__PROMPT__:
What you return must be the lines of the data that hold the word "Choose".

(Website and app data records)
▬▬▬
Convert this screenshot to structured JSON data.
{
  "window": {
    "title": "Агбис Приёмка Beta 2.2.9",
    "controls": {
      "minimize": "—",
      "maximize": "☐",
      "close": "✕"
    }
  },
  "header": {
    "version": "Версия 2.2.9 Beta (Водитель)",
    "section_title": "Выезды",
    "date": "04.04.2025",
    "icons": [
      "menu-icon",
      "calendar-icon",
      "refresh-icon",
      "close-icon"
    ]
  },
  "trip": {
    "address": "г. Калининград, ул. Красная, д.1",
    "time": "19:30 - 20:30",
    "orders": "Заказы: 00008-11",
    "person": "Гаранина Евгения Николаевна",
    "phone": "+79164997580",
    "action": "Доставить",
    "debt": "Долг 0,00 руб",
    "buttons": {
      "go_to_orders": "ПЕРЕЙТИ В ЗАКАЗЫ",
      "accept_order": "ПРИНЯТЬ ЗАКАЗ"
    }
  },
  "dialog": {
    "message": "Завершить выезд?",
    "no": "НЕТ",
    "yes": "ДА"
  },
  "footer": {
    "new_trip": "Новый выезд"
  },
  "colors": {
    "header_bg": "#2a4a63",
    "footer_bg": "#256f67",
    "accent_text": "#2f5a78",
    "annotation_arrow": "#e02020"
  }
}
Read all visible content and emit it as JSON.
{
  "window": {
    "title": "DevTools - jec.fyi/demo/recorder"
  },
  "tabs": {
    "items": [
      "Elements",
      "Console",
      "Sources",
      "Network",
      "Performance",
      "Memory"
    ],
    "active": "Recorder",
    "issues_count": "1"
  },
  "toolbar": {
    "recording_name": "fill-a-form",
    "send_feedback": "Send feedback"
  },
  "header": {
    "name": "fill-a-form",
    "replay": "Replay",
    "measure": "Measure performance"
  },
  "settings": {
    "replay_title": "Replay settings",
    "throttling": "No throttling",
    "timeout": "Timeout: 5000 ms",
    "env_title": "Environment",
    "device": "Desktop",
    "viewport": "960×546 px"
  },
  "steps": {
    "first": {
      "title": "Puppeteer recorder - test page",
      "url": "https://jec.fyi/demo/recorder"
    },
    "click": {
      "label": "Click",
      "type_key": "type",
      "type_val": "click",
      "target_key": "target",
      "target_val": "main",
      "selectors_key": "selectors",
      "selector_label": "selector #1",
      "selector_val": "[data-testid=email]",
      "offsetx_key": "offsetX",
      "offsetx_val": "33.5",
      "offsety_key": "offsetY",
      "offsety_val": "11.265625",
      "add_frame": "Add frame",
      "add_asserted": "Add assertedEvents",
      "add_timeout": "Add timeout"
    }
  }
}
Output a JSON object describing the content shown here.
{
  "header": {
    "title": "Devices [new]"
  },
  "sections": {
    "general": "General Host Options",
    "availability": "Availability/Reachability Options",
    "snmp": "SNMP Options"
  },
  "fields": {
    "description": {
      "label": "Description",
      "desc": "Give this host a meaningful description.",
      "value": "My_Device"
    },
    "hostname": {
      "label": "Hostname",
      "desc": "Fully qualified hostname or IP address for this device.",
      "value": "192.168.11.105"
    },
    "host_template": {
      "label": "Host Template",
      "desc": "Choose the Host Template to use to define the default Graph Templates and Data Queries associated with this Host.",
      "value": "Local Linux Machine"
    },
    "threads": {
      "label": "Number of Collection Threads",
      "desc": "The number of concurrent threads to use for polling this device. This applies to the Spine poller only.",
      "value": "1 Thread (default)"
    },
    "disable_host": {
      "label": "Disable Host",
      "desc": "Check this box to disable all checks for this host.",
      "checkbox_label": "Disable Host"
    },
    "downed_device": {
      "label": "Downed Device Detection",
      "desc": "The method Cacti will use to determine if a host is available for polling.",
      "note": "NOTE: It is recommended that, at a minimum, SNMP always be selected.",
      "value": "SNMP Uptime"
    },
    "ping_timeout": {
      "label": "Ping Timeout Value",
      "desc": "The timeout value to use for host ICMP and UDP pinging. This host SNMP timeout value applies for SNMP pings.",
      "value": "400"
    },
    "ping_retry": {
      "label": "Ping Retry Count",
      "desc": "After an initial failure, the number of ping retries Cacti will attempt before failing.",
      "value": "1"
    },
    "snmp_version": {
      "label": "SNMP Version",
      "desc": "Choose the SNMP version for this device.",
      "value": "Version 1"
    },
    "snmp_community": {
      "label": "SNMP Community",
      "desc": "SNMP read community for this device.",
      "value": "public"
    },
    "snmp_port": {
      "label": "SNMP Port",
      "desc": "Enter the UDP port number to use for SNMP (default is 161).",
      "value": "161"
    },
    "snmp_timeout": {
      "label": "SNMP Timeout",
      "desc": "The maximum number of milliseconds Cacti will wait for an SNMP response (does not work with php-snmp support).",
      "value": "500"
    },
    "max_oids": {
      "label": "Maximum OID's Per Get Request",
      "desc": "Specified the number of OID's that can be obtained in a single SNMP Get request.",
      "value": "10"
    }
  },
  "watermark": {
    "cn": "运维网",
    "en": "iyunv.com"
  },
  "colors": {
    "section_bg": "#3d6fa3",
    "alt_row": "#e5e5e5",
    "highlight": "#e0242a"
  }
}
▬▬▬
__RESULT__:
      "desc": "Choose the Host Template to use to define the default Graph Templates and Data Queries associated with this Host.",
      "desc": "Choose the SNMP version for this device.",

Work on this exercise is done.